LISTEN: Paul McNamee on The Sit-Down

In 1980, McNamee stunned world No.2 John McEnroe to reach the fourth round at Roland Garros. In 2021 he authored Welcome to the Dance, a book described as his “ode to clay-court tennis” in which he discusses its complexities, its appeal, and how mastering tennis on clay means mastering the game as a whole.

Speaking on this week’s episode of The Sit-Down, McNamee likened clay to chess, an “angular” game differing to the more “linear” game played on hard courts.

"A clay-court is a chess board. So the Grand Masters are Rafael Nadal and Bjorn Borg. Next in line will be Carlos Alcaraz,” said McNamee, who also served as Australian Open tournament director from 1995 to 2006.

"It was almost a miracle (Alcaraz) didn't win the French last year, and he will win it this year, unless something amazing happens.

“He's that good, this guy on clay. This guy is the real deal. He's got it all.

"He could win 10 Roland Garroses. We're not saying 14, like Rafa, but for me he's far and away the best player on clay right now.”

Since the beginning of 2022, Alcaraz has won 56 of 65 clay-court matches – more than 86 per cent – and won six of his nine finals on the surface.

Two of those came in Madrid, where he is the two-time defending champion. He will look to extend his winning streak in the Spanish capital to 14 matches when he plays Jan-Lennard Struff on Tuesday, continuing his comeback from a right arm injury which saw him skip Monte Carlo and Barcelona.

It is a rematch of the 2023 final in Madrid, played one month before Alcaraz ultimately fell to Novak Djokovic in the Roland Garros semifinals.

It marked his best result at Roland Garros, after he lost in the 2022 quarterfinals.
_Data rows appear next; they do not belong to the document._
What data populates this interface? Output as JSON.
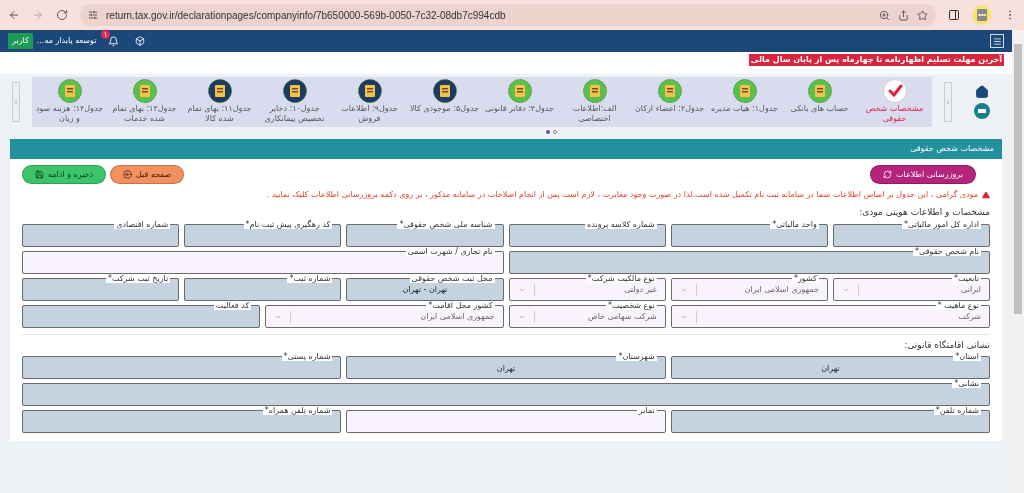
{
  "browser": {
    "url": "return.tax.gov.ir/declarationpages/companyinfo/7b650000-569b-0050-7c32-08db7c994cdb"
  },
  "navbar": {
    "user_badge": "کاربر",
    "company": "توسعه پایدار مه...",
    "notification_count": "۱"
  },
  "announcement": "آخرین مهلت تسلیم اظهارنامه تا چهارماه پس از پایان سال مالی",
  "steps": [
    {
      "label": "مشخصات شخص حقوقی",
      "selected": true,
      "color": "#ffffff"
    },
    {
      "label": "حساب های بانکی",
      "selected": false,
      "color": "#5cbf4a"
    },
    {
      "label": "جدول۱: هیات مدیره",
      "selected": false,
      "color": "#5cbf4a"
    },
    {
      "label": "جدول۲: اعضاء ارکان",
      "selected": false,
      "color": "#5cbf4a"
    },
    {
      "label": "الف:اطلاعات اختصاصی",
      "selected": false,
      "color": "#5cbf4a"
    },
    {
      "label": "جدول۴: دفاتر قانونی",
      "selected": false,
      "color": "#5cbf4a"
    },
    {
      "label": "جدول۵: موجودی کالا",
      "selected": false,
      "color": "#1f3b5e"
    },
    {
      "label": "جدول۹: اطلاعات فروش",
      "selected": false,
      "color": "#1f3b5e"
    },
    {
      "label": "جدول۱۰: ذخایر تخصیص پیمانکاری",
      "selected": false,
      "color": "#1f3b5e"
    },
    {
      "label": "جدول۱۱: بهای تمام شده کالا",
      "selected": false,
      "color": "#1f3b5e"
    },
    {
      "label": "جدول۱۲: بهای تمام شده خدمات",
      "selected": false,
      "color": "#5cbf4a"
    },
    {
      "label": "جدول۱۴: هزینه سود و زیان",
      "selected": false,
      "color": "#5cbf4a"
    }
  ],
  "pager_dots": [
    {
      "selected": false
    },
    {
      "selected": true
    }
  ],
  "card": {
    "title": "مشخصات شخص حقوقی",
    "buttons": [
      {
        "kind": "refresh",
        "label": "بروزرسانی اطلاعات"
      },
      {
        "kind": "back",
        "label": "صفحه قبل"
      },
      {
        "kind": "save",
        "label": "ذخیره و ادامه"
      }
    ],
    "warning": "مودی گرامی ، این جدول بر اساس اطلاعات شما در سامانه ثبت نام تکمیل شده است.لذا در صورت وجود مغایرت ، لازم است پس از انجام اصلاحات در سامانه مذکور ، بر روی دکمه بروزرسانی اطلاعات کلیک نمایید ."
  },
  "identity": {
    "title": "مشخصات و اطلاعات هویتی مودی:",
    "fields": [
      {
        "kind": "text",
        "label": "اداره کل امور مالیاتی*",
        "disabled": true
      },
      {
        "kind": "text",
        "label": "واحد مالیاتی*",
        "disabled": true
      },
      {
        "kind": "text",
        "label": "شماره کلاسه پرونده",
        "disabled": true
      },
      {
        "kind": "text",
        "label": "شناسه ملی شخص حقوقی*",
        "disabled": true
      },
      {
        "kind": "text",
        "label": "کد رهگیری پیش ثبت نام*",
        "disabled": true
      },
      {
        "kind": "text",
        "label": "شماره اقتصادی",
        "disabled": true
      },
      {
        "kind": "text",
        "label": "نام شخص حقوقی*",
        "disabled": true
      },
      {
        "kind": "text",
        "label": "نام تجاری / شهرت اسمی",
        "disabled": false
      },
      {
        "kind": "select",
        "label": "تابعیت*",
        "value": "ایرانی",
        "disabled": false
      },
      {
        "kind": "select",
        "label": "کشور*",
        "value": "جمهوری اسلامی ایران",
        "disabled": false
      },
      {
        "kind": "select",
        "label": "نوع مالکیت شرکت*",
        "value": "غیر دولتی",
        "disabled": false
      },
      {
        "kind": "text",
        "label": "محل ثبت شخص حقوقی",
        "value": "تهران - تهران",
        "disabled": true
      },
      {
        "kind": "text",
        "label": "شماره ثبت*",
        "disabled": true
      },
      {
        "kind": "text",
        "label": "تاریخ ثبت شرکت*",
        "disabled": true
      },
      {
        "kind": "select",
        "label": "نوع ماهیت *",
        "value": "شرکت",
        "disabled": false
      },
      {
        "kind": "select",
        "label": "نوع شخصیت*",
        "value": "شرکت سهامی خاص",
        "disabled": false
      },
      {
        "kind": "select",
        "label": "کشور محل اقامت*",
        "value": "جمهوری اسلامی ایران",
        "disabled": false
      },
      {
        "kind": "text",
        "label": "کد فعالیت",
        "disabled": true
      }
    ]
  },
  "address": {
    "title": "نشانی اقامتگاه قانونی:",
    "fields": [
      {
        "kind": "text",
        "label": "استان*",
        "value": "تهران",
        "disabled": true
      },
      {
        "kind": "text",
        "label": "شهرستان*",
        "value": "تهران",
        "disabled": true
      },
      {
        "kind": "text",
        "label": "شماره پستی*",
        "disabled": true
      },
      {
        "kind": "text",
        "label": "نشانی*",
        "disabled": true
      },
      {
        "kind": "text",
        "label": "شماره تلفن*",
        "disabled": true
      },
      {
        "kind": "text",
        "label": "نمابر",
        "disabled": false
      },
      {
        "kind": "text",
        "label": "شماره تلفن همراه*",
        "disabled": true
      }
    ]
  }
}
He reached the third round in his main-draw debut in 2021.

"The last few years I've been at Roland Garros, I go and watch Alcaraz, because it brings me joy to see a guy doing what he's doing,” McNamee said.

“The drop shots, the angles, the mixing of the power with the finesse, his all-court mastery.

"He's not linear. Jannik Sinner is linear. Great player, but linear. Alcaraz is not. There's a difference."

McNamee will also have been heartened to see the resurgence of Rafael Nadal, who in Madrid has won three consecutive matches for the first time since 2022. 

The Aussie, an Australian Open and Wimbledon doubles champion plus a member of two winning Australian Davis Cup teams, says Nadal's enduring success in Paris hinges on one thing above all else.

"On clay, the best shot wins. So in the end, Nadal wins because he's got the best shot in the history of the game, which is his forehand. There is no better shot in the history of tennis. That's why he's won 14 Roland Garroses," McNamee said.

"Don't write him off."